The following are not for the dextrously challenged. Warm up by pressing “ctrl+alt+n” for next and “ctrl+alt+p” for previous (substitute “ctrl+command” on Macs). While holding down “ctrl” and “alt”, press “h” for heading or “t” for table. If you want to get to the next level 3 heading, while holding down “ctrl” and “alt”, press “3”. But if you don’t reach the “3” within a second or so you will insert a level 3 heading at the current position. Those familiar with NVDA may have noticed another issue. As acknowledged by Google, “ctrl+alt+n” is the default shortcut for launching NVDA. Instead of choosing a different combination, Google invites NVDA users to change the NVDA shortcut to something else which, even assuming admin rights, can be a tedious process.

An NVDA workaround

Due to luck and a bit of probing I discovered that, by turning on Braille support as well as screen reader support (even with no Braille display connected), NVDA can be toggled into browse mode. That, in turn, allows use of the usual commands for navigating web pages. So, to jump to the previous level 3 heading, instead of pressing “ctrl+alt+p”, releasing the “p” and reaching “3” before timeout is reached, I press “shift+3”. Being able to navigate in browse mode also means that, for all but the most serious editing, it is not necessary to change the NVDA shortcut.

The turning on of Braille support trick also works for Narrator but not for JAWS. That is because JAWS takes the role="application" instruction very seriously. I did not have a chance to test VoiceOver’s behaviour before my friend repossessed his Mac.

The Google Docs Toolbar

The toolbar contains a lot of important features, some of which are not replicated in the menus. A notable example is changing font style. But how do you get to the toolbar without your friendly rodent? While consulting with a self-confessed Docs fan, the only successful keyboard sequence we found was to open a top menu, tab three times and then use left/right arrows.

Why use Google Docs?

Firstly, for anyone with a Google account, it’s free. While lacking my extensive knowledge of Word, gained over decades of use, limited experience with Google Docs has revealed a quite comprehensive set of features. It’s just a matter of memorising yet another set of keyboard commands.

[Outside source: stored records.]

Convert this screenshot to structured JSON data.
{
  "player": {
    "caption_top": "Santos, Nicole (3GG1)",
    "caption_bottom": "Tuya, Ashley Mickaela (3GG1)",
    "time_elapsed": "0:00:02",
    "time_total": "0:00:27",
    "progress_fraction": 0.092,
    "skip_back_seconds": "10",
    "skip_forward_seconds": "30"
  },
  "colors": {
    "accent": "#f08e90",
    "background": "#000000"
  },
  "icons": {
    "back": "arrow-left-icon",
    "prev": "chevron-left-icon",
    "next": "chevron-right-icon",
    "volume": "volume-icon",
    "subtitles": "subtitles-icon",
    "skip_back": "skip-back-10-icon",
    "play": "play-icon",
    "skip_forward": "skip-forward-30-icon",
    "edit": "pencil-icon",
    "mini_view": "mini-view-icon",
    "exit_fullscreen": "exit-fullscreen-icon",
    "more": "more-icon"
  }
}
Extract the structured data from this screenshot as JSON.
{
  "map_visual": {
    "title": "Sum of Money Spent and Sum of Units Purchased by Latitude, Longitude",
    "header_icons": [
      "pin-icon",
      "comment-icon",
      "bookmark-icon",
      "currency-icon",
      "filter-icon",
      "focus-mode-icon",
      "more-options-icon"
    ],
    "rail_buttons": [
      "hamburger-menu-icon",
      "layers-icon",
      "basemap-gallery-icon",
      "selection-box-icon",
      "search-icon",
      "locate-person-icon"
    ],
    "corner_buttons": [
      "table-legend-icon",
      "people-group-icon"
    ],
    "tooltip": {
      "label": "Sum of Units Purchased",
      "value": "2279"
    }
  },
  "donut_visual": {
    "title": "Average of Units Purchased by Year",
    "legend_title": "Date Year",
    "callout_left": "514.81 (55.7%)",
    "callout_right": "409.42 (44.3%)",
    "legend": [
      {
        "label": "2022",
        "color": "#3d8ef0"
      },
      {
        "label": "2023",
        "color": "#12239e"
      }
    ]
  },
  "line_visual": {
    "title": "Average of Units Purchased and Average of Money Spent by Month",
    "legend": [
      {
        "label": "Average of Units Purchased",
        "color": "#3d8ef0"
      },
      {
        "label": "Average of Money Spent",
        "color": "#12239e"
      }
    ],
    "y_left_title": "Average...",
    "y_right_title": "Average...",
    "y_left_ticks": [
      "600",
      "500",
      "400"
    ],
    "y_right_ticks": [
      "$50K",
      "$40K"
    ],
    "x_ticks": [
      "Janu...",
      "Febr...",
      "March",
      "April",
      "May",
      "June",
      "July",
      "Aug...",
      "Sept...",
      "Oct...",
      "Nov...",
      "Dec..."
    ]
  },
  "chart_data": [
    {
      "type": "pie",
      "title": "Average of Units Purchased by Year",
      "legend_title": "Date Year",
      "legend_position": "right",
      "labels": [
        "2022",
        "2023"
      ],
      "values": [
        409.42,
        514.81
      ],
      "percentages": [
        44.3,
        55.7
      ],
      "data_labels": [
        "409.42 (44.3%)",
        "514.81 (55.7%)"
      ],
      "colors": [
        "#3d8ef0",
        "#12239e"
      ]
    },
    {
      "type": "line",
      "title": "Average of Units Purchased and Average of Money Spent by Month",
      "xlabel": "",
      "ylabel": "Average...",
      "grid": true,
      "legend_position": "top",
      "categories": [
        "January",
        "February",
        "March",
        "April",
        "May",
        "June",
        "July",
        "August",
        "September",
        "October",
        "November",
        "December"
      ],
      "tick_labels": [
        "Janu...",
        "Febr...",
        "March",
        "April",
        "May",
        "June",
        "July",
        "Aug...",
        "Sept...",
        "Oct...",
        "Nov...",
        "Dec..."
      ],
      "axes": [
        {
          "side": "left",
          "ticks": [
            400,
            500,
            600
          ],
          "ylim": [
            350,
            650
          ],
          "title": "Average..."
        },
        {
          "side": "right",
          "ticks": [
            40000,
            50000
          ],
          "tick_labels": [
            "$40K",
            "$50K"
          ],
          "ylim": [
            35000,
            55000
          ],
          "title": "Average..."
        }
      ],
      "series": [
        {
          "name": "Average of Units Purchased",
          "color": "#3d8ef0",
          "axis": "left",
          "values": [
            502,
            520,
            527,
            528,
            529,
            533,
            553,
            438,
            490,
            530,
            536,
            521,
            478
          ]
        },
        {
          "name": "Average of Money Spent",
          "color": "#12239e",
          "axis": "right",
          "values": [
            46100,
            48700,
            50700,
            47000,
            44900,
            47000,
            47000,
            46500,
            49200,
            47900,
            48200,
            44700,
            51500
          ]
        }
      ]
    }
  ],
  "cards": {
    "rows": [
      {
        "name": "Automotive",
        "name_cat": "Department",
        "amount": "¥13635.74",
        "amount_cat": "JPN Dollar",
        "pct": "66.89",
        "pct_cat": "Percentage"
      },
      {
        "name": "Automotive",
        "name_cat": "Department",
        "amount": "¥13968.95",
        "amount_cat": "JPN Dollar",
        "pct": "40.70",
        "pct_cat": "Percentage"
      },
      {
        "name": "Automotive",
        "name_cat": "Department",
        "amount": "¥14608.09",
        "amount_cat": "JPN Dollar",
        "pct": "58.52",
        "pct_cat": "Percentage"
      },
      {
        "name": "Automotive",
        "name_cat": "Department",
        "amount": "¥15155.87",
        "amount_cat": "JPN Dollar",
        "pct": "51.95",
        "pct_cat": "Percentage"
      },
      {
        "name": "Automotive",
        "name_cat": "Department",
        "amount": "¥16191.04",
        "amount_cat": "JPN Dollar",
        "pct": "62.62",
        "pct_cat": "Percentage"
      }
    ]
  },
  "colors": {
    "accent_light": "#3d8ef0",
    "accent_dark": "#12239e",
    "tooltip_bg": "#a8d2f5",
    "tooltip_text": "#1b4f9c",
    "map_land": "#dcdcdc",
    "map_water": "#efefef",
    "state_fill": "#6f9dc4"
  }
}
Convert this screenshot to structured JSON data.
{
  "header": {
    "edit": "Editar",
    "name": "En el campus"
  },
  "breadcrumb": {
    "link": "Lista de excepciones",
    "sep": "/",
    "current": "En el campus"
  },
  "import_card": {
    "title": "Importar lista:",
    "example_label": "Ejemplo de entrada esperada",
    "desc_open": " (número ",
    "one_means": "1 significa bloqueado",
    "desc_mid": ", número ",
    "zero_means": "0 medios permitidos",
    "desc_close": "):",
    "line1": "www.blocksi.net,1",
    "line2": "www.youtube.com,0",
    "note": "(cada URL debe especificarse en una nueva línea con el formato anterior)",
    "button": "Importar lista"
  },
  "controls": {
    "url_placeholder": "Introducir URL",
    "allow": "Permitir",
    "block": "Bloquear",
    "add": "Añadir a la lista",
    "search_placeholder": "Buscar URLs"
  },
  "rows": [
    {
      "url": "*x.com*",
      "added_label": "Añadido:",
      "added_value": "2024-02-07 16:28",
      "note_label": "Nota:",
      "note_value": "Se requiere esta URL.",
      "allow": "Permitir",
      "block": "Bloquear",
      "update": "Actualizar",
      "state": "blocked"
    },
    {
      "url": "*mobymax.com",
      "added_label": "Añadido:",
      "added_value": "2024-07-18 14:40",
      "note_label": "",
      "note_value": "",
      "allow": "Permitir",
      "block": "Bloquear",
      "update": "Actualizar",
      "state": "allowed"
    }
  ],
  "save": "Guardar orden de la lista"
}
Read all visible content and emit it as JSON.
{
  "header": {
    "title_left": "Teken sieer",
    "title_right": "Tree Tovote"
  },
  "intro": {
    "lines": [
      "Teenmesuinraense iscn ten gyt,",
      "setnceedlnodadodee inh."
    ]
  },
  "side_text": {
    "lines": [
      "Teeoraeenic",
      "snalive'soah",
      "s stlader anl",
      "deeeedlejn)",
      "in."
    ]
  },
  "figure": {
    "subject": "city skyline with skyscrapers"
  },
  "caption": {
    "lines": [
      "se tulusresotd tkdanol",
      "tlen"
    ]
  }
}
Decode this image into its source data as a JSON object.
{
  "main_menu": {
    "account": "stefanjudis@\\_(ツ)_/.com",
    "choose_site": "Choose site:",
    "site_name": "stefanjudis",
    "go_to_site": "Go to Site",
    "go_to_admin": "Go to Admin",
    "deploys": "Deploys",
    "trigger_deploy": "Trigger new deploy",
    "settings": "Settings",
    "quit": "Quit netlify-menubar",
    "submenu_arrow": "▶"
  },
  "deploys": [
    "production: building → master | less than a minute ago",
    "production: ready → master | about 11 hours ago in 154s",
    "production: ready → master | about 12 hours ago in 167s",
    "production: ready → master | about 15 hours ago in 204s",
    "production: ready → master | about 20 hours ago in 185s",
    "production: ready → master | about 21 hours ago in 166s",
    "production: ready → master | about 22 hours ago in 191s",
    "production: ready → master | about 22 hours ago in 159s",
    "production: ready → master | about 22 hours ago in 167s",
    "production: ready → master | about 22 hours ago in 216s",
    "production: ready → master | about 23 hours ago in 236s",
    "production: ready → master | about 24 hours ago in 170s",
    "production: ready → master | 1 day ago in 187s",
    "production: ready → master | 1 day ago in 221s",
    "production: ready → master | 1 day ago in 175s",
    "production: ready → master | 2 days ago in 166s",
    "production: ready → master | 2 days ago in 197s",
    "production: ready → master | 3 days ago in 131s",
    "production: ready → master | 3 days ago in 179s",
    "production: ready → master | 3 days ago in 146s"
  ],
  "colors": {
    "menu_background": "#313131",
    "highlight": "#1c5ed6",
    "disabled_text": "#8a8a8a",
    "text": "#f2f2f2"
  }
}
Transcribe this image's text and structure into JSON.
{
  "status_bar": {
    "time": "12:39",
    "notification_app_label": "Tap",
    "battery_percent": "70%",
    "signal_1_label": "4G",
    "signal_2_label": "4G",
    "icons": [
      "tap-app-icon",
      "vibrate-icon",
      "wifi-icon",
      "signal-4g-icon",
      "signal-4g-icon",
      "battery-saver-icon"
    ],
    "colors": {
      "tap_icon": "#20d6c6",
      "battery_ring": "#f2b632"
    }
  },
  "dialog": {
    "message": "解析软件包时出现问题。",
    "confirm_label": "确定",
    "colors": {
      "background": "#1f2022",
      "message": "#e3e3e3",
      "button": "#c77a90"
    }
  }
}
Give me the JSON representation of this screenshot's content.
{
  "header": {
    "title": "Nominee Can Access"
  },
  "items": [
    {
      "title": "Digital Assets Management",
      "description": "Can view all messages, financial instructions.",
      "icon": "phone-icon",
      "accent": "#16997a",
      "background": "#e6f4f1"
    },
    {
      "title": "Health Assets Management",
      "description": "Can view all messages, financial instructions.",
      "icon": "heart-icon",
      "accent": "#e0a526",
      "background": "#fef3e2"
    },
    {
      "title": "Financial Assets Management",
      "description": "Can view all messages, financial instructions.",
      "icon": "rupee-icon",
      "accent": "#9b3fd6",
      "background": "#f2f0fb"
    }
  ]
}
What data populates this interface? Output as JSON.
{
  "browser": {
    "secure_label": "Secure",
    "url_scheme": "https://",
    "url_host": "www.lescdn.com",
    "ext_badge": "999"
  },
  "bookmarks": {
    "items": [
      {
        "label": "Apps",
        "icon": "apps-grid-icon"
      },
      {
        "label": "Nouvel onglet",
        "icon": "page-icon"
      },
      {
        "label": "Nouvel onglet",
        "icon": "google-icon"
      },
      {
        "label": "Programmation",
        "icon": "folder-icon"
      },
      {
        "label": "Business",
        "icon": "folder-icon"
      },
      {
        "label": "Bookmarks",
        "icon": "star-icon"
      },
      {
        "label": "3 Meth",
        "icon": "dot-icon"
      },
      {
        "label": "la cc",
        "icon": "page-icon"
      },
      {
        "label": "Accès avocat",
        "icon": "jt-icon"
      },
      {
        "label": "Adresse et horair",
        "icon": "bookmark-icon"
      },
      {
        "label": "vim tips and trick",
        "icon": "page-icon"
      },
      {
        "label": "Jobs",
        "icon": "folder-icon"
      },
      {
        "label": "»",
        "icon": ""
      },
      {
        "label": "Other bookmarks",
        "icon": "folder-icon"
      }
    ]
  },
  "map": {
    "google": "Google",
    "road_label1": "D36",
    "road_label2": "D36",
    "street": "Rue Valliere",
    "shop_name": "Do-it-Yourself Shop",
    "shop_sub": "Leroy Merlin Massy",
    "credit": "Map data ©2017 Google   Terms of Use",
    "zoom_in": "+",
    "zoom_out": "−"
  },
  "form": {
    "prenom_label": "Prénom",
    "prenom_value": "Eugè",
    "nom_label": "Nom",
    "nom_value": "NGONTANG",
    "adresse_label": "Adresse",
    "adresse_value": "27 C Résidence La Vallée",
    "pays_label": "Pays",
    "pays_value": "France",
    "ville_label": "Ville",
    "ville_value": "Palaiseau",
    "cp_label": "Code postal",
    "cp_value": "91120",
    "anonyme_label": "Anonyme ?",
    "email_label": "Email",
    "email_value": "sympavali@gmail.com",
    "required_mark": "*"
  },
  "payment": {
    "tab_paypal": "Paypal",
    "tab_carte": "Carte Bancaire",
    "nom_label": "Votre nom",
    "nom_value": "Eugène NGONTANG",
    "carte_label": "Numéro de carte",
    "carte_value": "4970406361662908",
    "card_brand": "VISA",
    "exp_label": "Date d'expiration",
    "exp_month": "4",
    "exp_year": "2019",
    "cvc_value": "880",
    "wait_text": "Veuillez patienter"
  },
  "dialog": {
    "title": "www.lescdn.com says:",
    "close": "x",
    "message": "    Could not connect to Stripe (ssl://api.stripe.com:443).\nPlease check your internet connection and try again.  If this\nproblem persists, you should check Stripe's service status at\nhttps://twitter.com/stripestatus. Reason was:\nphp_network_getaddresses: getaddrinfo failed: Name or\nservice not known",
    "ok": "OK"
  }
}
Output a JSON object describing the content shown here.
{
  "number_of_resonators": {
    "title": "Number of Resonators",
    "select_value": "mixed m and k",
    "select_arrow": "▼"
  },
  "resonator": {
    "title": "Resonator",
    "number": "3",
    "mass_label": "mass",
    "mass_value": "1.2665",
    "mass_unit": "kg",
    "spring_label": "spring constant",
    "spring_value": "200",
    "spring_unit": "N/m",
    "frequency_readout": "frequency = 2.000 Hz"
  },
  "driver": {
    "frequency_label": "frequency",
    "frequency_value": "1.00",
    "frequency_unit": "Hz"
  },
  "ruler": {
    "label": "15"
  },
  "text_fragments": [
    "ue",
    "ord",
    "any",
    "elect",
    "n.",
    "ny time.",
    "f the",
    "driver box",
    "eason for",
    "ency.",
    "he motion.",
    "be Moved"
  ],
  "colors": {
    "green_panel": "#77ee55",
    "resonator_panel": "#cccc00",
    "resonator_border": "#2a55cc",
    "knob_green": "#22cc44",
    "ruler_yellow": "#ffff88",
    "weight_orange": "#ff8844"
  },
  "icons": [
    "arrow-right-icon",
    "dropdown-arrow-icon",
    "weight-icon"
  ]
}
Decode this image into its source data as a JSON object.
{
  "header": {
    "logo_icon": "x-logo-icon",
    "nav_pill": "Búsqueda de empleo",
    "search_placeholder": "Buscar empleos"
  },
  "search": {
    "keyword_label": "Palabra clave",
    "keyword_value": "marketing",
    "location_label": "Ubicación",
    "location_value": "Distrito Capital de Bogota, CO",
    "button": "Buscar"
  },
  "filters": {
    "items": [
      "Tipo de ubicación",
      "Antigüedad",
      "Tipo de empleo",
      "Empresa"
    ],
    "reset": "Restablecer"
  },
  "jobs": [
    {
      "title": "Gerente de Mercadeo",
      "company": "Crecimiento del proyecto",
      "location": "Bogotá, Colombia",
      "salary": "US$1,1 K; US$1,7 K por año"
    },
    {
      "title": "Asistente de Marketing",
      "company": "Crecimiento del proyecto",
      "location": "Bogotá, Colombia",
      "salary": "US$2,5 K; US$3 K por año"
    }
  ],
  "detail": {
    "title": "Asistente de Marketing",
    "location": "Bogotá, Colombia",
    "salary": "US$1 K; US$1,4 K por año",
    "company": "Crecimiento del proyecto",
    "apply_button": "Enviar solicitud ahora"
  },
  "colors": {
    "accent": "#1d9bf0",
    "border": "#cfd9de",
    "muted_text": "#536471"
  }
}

There is, however, one area where MS Word (and HTML for that matter) has supremacy over Google Docs. While Docs offers heading level styles from 1 to 6, bulleted and numbered lists and the normal paragraph style, those wanting custom styles need not apply. For those of us whose mantra and practice are “document structure”, this is a significant shortcoming. Apart from anything else, a custom style can be used repeatedly without having to go through the tedium of adjusting multiple individual parameters each time. And don’t even think about downloading a Google Doc as a PDF if you want the PDF to be accessible. On the other hand, it makes a pretty good job of downloading as an HTML.

One powerful reason for using Google Docs (and other tools in the suite) is that it is great for collaboration. No emailing the document back and forth and no risk of multiple versions.

For those who prefer or need to give fingers a rest, Voice Dictation is particularly impressive. This scribe has not done well when trying to use it to make changes but, despite my less than broadcast quality voice, straight dictation results are pleasing.

Have we tamed it?

There are some nuances that screen reader users coming from Word need to understand. To that end, Google’s documentation (see below) is helpful. Keyboard navigation can be a bit of a handful and those wanting fine control over document structure will be left wanting. As a collaboration tool and even as a convenient word processor though, Google Docs is well worth getting to know. It is not MS Word and doesn’t pretend to be. With some patience, practice and research, it will prove to be very friendly, with some handy features which will be discovered as one gets to know it.


  • This Google Accessibility page provides comprehensive information about using screen readers and magnifiers with Google Docs, Sheets, Slides, and Drawings.
  • This Google support page lists keyboard shortcuts for computers (Windows and Mac), Android and iPhone/iPad.
  • A full list of keyboard commands is shown when in a Google Docs document by pressing “ctrl+/” on Windows or “⌘+/” on Mac.